New York Times - Dan Barry - The scene could have been lifted from a caper movie: An old Volvo station wagon zooms through the southern Berkshire Hills. Its nervous driver pulls up in front of a bank. But instead of pulling off some heist, her gang begins hustling boxes of freshly minted currency in, not out.
ABC News - SOUTHERN BERKSHIRE - Susan Witt is an unassuming middle-aged woman who drives a Volvo around her quaint Rockwell-esque town and has somehow managed to foment a small revolution.
After years of planning, Witt started printing her own money and spending it around town.
Minneapolis Star-Tribune - In the hills of the Berkshires in Massachusetts, residents are trading their dollar bills or George Washington coins for BerkShares, local currency designed by local artists that can only be used for transactions in face-to-face purchases at local stores.
Sure it’s slow and inconvenient. You have to go to a participating bank and exchange your money with BerkShares (although at a 10 percent discount meaning your money goes farther). And then you have to visit different stores to interact with real, live people!
BBC - Tristana Moore - Like any other city in Germany, the normal currency here is the euro. But bizarrely, they also have another currency in circulation: the Urstromtaler .
Before you doubt its existence, it is not "Monopoly" money - it is very real. At a jewellery shop in the city centre, Gerfried Kliems explained how people use the regional currency.
Berkshire Eagle - Charles Bonenti -If you shop in South County, you can not only buy local, you can also pay for what you buy
with local currency.
Since Sept. 29, more than 225 South Berkshire businesses have agreed to accept
"BerkShares" from customers in place of federal dollars.
The project is part of an effort launched by the E.F. Schumacher Society and the Southern Berkshire Chamber of Commerce to get people away from shopping on the Internet and back to shopping on Main Street.
Metroland - Nicole Klaas - Residents of southern Berkshire County are doing away with the green and
making room in their wallets for crisp, colorful BerkShares, a new regional
currency that’s being used as part of an effort to encourage local
consumerism. For about two months now, community members have been able to
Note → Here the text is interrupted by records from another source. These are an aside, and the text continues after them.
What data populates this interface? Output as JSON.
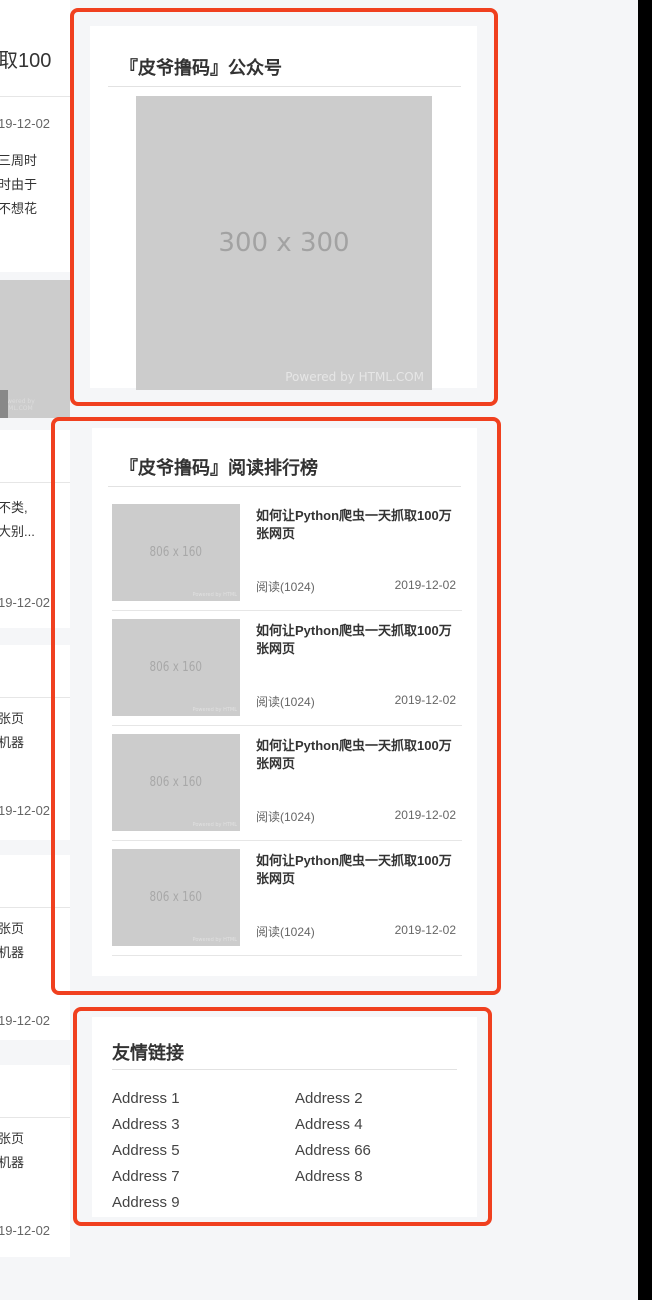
{
  "left_column": {
    "card1": {
      "title_fragment": "取100",
      "date": "19-12-02",
      "excerpt": "三周时\n时由于\n不想花"
    },
    "banner": {
      "watermark": "Powered by HTML.COM"
    },
    "card2": {
      "excerpt": "不类,\n大别...",
      "date": "19-12-02"
    },
    "card3": {
      "excerpt": "张页\n机器",
      "date": "19-12-02"
    },
    "card4": {
      "excerpt": "张页\n机器",
      "date": "19-12-02"
    },
    "card5": {
      "excerpt": "张页\n机器",
      "date": "19-12-02"
    }
  },
  "wechat": {
    "title": "『皮爷撸码』公众号",
    "qr_placeholder": "300 x 300",
    "powered": "Powered by HTML.COM"
  },
  "ranking": {
    "title": "『皮爷撸码』阅读排行榜",
    "thumb_size": "806 x 160",
    "thumb_watermark": "Powered by HTML",
    "items": [
      {
        "title": "如何让Python爬虫一天抓取100万张网页",
        "reads": "阅读(1024)",
        "date": "2019-12-02"
      },
      {
        "title": "如何让Python爬虫一天抓取100万张网页",
        "reads": "阅读(1024)",
        "date": "2019-12-02"
      },
      {
        "title": "如何让Python爬虫一天抓取100万张网页",
        "reads": "阅读(1024)",
        "date": "2019-12-02"
      },
      {
        "title": "如何让Python爬虫一天抓取100万张网页",
        "reads": "阅读(1024)",
        "date": "2019-12-02"
      }
    ]
  },
  "links": {
    "title": "友情链接",
    "items": [
      "Address 1",
      "Address 2",
      "Address 3",
      "Address 4",
      "Address 5",
      "Address 66",
      "Address 7",
      "Address 8",
      "Address 9"
    ]
  },
  "colors": {
    "highlight": "#f0401f",
    "placeholder": "#cccccc"
  }
}
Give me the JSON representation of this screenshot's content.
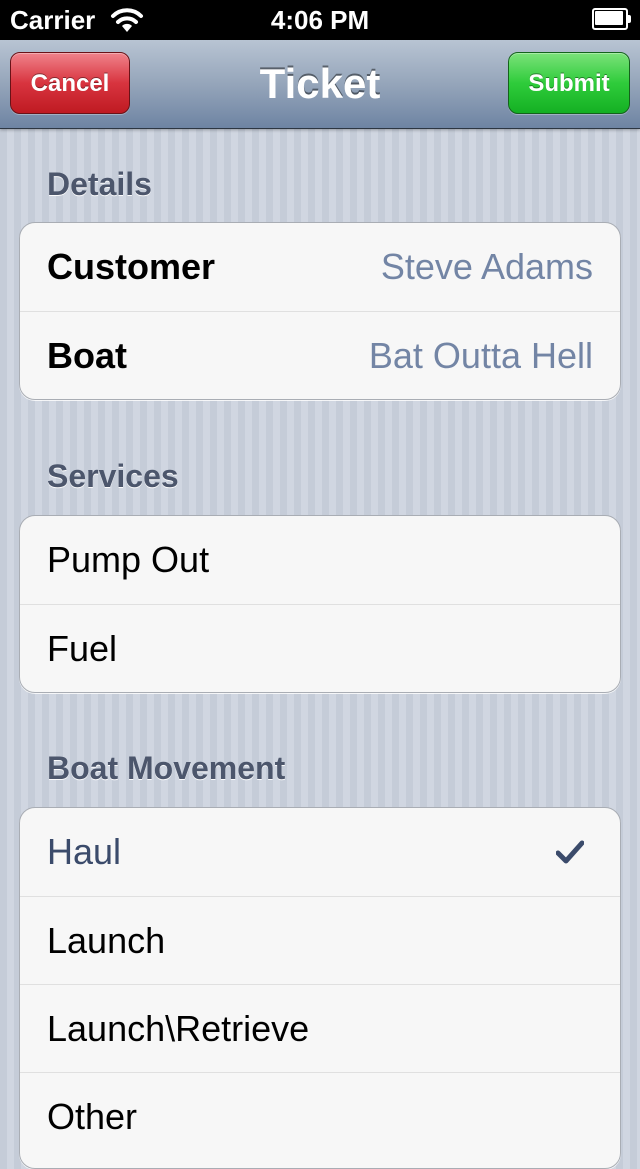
{
  "status_bar": {
    "carrier": "Carrier",
    "time": "4:06 PM",
    "icons": [
      "wifi-icon",
      "battery-icon"
    ]
  },
  "nav": {
    "title": "Ticket",
    "cancel_label": "Cancel",
    "submit_label": "Submit"
  },
  "sections": {
    "details": {
      "header": "Details",
      "rows": [
        {
          "label": "Customer",
          "value": "Steve Adams"
        },
        {
          "label": "Boat",
          "value": "Bat Outta Hell"
        }
      ]
    },
    "services": {
      "header": "Services",
      "rows": [
        {
          "label": "Pump Out"
        },
        {
          "label": "Fuel"
        }
      ]
    },
    "boat_movement": {
      "header": "Boat Movement",
      "rows": [
        {
          "label": "Haul",
          "selected": true
        },
        {
          "label": "Launch"
        },
        {
          "label": "Launch\\Retrieve"
        },
        {
          "label": "Other"
        }
      ]
    }
  },
  "colors": {
    "cancel": "#d8343f",
    "submit": "#2fcc3b",
    "nav_bar": "#95a5ba",
    "detail_value": "#7385a5",
    "selected_text": "#3b4b6b"
  }
}
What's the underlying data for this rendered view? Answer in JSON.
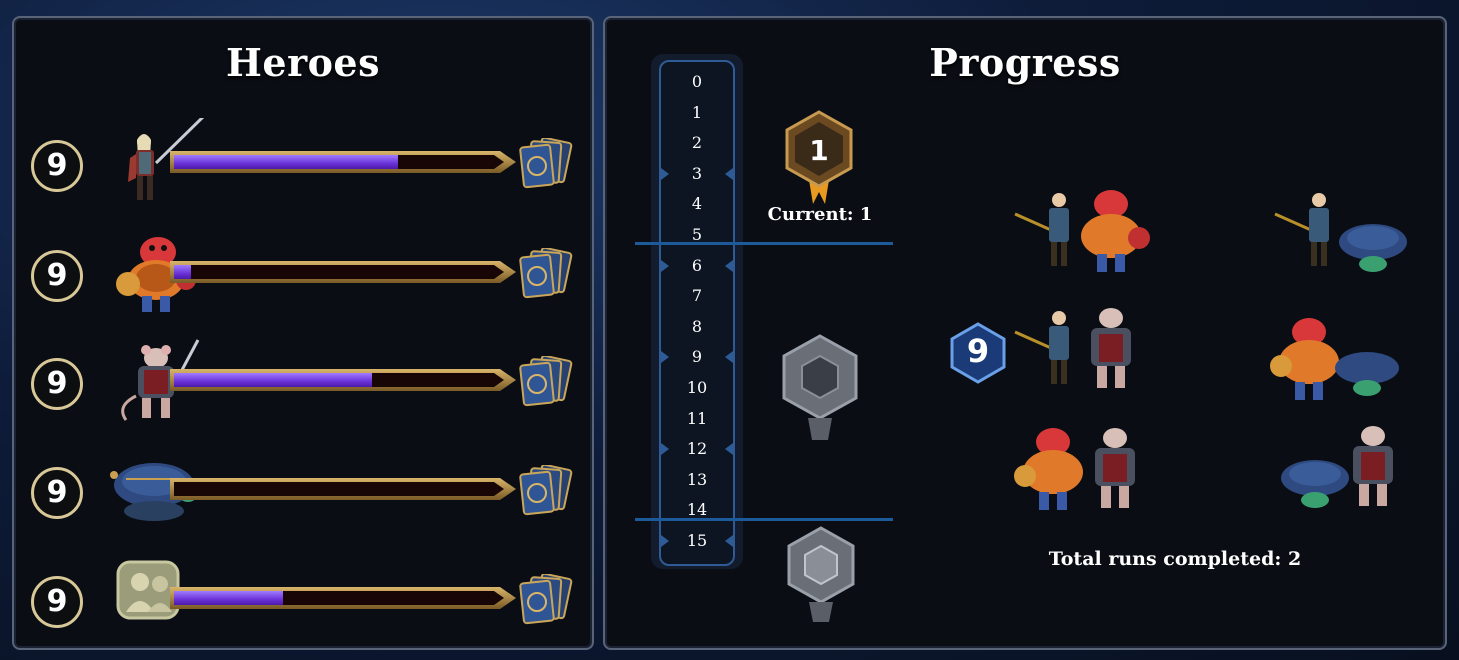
{
  "heroes_panel": {
    "title": "Heroes",
    "rows": [
      {
        "level": "9",
        "portrait": "swordswoman-hero",
        "xp_fraction": 0.68,
        "deck_icon": "card-deck-icon"
      },
      {
        "level": "9",
        "portrait": "red-ogre-hero",
        "xp_fraction": 0.05,
        "deck_icon": "card-deck-icon"
      },
      {
        "level": "9",
        "portrait": "rat-warrior-hero",
        "xp_fraction": 0.6,
        "deck_icon": "card-deck-icon"
      },
      {
        "level": "9",
        "portrait": "turtle-hero",
        "xp_fraction": 0.0,
        "deck_icon": "card-deck-icon"
      },
      {
        "level": "9",
        "portrait": "party-group-icon",
        "xp_fraction": 0.33,
        "deck_icon": "card-deck-icon"
      }
    ]
  },
  "progress_panel": {
    "title": "Progress",
    "track_levels": [
      "0",
      "1",
      "2",
      "3",
      "4",
      "5",
      "6",
      "7",
      "8",
      "9",
      "10",
      "11",
      "12",
      "13",
      "14",
      "15"
    ],
    "current_rank": "1",
    "current_label": "Current: 1",
    "level_badge": "9",
    "parties": [
      [
        "mage-hero",
        "red-ogre-hero"
      ],
      [
        "mage-hero",
        "turtle-hero"
      ],
      [
        "mage-hero",
        "rat-warrior-hero"
      ],
      [
        "red-ogre-hero",
        "turtle-hero"
      ],
      [
        "red-ogre-hero",
        "rat-warrior-hero"
      ],
      [
        "turtle-hero",
        "rat-warrior-hero"
      ]
    ],
    "total_runs_label": "Total runs completed: 2"
  },
  "colors": {
    "xp_fill": "#7a44e8",
    "bar_frame": "#c9a45a",
    "track_border": "#2e5a96",
    "divider": "#1c5a9a"
  }
}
use BerkShares instead of federal dollars to purchase goods and services
from nearly 200 participating businesses.
Hartford Courant - Janice Podsada - Susan Witt decided it was time to make some money for the town she has called home for 26 years. Lots of it.
So this spring, along with community groups that she enlisted, Witt printed a stack of bills - $774,000 worth, to be exact. The cash comes in ones, fives, 10s, 20s and 50s, beautifully engraved on paper just like real greenbacks from Uncle Sam.
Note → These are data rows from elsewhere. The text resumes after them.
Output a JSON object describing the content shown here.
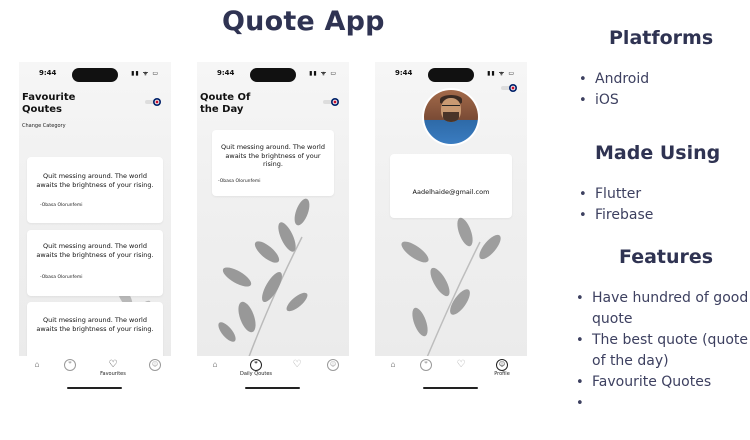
{
  "title": "Quote App",
  "phones": [
    {
      "time": "9:44",
      "heading_line1": "Favourite",
      "heading_line2": "Qoutes",
      "change_category": "Change Category",
      "cards": [
        {
          "text": "Quit messing around. The world awaits the brightness of your rising.",
          "author": "-Obasa Olorunfemi"
        },
        {
          "text": "Quit messing around. The world awaits the brightness of your rising.",
          "author": "-Obasa Olorunfemi"
        },
        {
          "text": "Quit messing around. The world awaits the brightness of your rising.",
          "author": ""
        }
      ],
      "active_tab_label": "Favourites"
    },
    {
      "time": "9:44",
      "heading_line1": "Qoute Of",
      "heading_line2": "the Day",
      "card": {
        "text": "Quit messing around. The world awaits the brightness of your rising.",
        "author": "-Obasa Olorunfemi"
      },
      "active_tab_label": "Daily Qoutes"
    },
    {
      "time": "9:44",
      "email": "Aadelhaide@gmail.com",
      "active_tab_label": "Profile"
    }
  ],
  "platforms": {
    "heading": "Platforms",
    "items": [
      "Android",
      "iOS"
    ]
  },
  "made_using": {
    "heading": "Made Using",
    "items": [
      "Flutter",
      "Firebase"
    ]
  },
  "features": {
    "heading": "Features",
    "items": [
      "Have hundred of good quote",
      "The best quote (quote of the day)",
      "Favourite Quotes",
      ""
    ]
  },
  "icons": [
    "home-icon",
    "quote-icon",
    "heart-icon",
    "profile-icon",
    "flag-icon"
  ]
}
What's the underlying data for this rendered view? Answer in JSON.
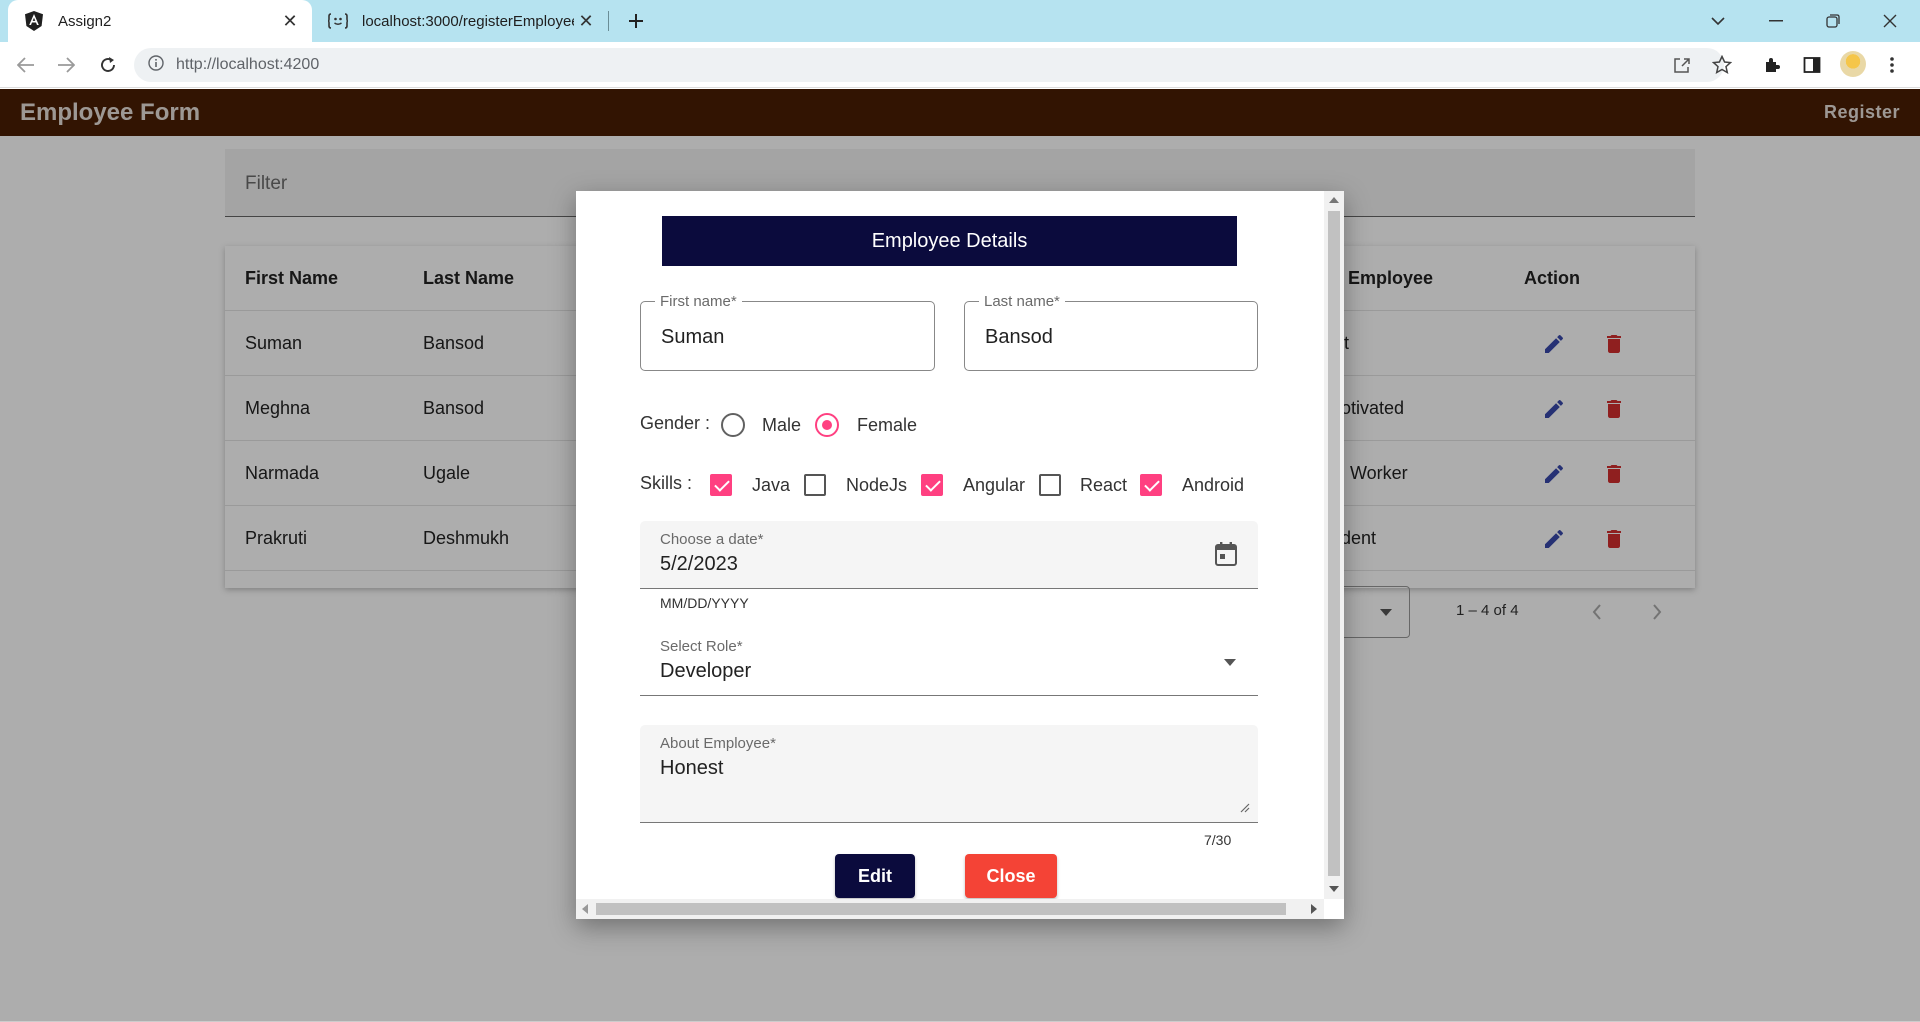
{
  "browser": {
    "tabs": [
      {
        "title": "Assign2",
        "icon": "angular-icon",
        "active": true
      },
      {
        "title": "localhost:3000/registerEmployee",
        "icon": "json-server-icon",
        "active": false
      }
    ],
    "url": "http://localhost:4200"
  },
  "app": {
    "title": "Employee Form",
    "register_label": "Register"
  },
  "filter": {
    "placeholder": "Filter"
  },
  "table": {
    "headers": [
      "First Name",
      "Last Name",
      "Employee",
      "Action"
    ],
    "rows": [
      {
        "first": "Suman",
        "last": "Bansod",
        "about_partial": "st"
      },
      {
        "first": "Meghna",
        "last": "Bansod",
        "about_partial": "lotivated"
      },
      {
        "first": "Narmada",
        "last": "Ugale",
        "about_partial": "Worker"
      },
      {
        "first": "Prakruti",
        "last": "Deshmukh",
        "about_partial": "dent"
      }
    ],
    "paginator_range": "1 – 4 of 4"
  },
  "dialog": {
    "title": "Employee Details",
    "first_name": {
      "label": "First name*",
      "value": "Suman"
    },
    "last_name": {
      "label": "Last name*",
      "value": "Bansod"
    },
    "gender": {
      "label": "Gender :",
      "options": [
        "Male",
        "Female"
      ],
      "selected": "Female"
    },
    "skills": {
      "label": "Skills :",
      "options": [
        {
          "name": "Java",
          "checked": true
        },
        {
          "name": "NodeJs",
          "checked": false
        },
        {
          "name": "Angular",
          "checked": true
        },
        {
          "name": "React",
          "checked": false
        },
        {
          "name": "Android",
          "checked": true
        }
      ]
    },
    "date": {
      "label": "Choose a date*",
      "value": "5/2/2023",
      "hint": "MM/DD/YYYY"
    },
    "role": {
      "label": "Select Role*",
      "value": "Developer"
    },
    "about": {
      "label": "About Employee*",
      "value": "Honest",
      "counter": "7/30"
    },
    "edit_label": "Edit",
    "close_label": "Close"
  },
  "colors": {
    "toolbar": "#4b1e04",
    "dialog_header": "#0b0b3d",
    "accent_pink": "#ff4081",
    "close_red": "#f44336",
    "edit_blue": "#3949ab",
    "delete_red": "#d32f2f"
  }
}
BerkShares, a local currency that made its debut 10 weeks ago here in the southern Berkshires, is legal tender, backed by federal dollars, exchanged at four local banks.
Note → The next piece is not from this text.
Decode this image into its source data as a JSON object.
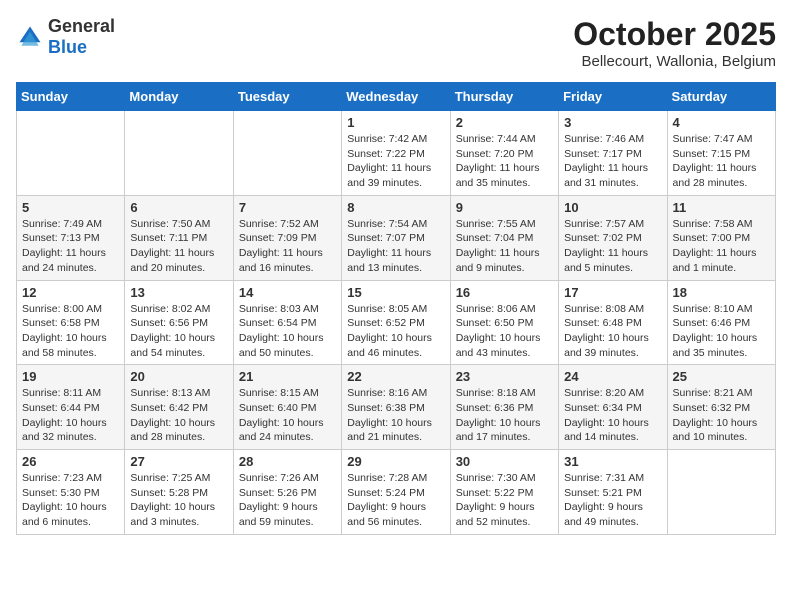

Albany Times Union - Those of you who have visited Great Barrington and the southern Berkshires
in the past month may have noticed some unusual currency being spent in
The currency, called BerkShares, has been available in the southern
Berkshires since Sept. 29. About 115,000 share units are circulating. Using
the local currency, its backers contend, keeps wealth local and supports
busineses that are local.
Berkshire Trade & Commerce - John Townes - Ever since the colonial era, southern Berkshire County has been known for its independent spirit. Now, the region is taking a step towards greater economic independence by launching its own local currency – called “BerkShares” – on the weekend of Sept. 29.
This does not mean the southern Berkshires are seceding from the Union or withdrawing from the national economy. The familiar federal currency will continue to be the coin-of-the-realm in south county.
iBerkshires - The BerkShares local currency program will have its grand kick off on Friday, Sept. 29 at 7 PM at the Mahaiwe Performing Arts Center with a free local variety show showcasing over 25 area musicians, dancers and artists. The show offers everyone in the family the opportunity to be entertained for free while being able to see and admire the newly-renovated, beautiful Mahaiwe Performing Arts Center. Talented local performers who will be participating include dancers from Berkshire Pulse, Vikki True, Drs.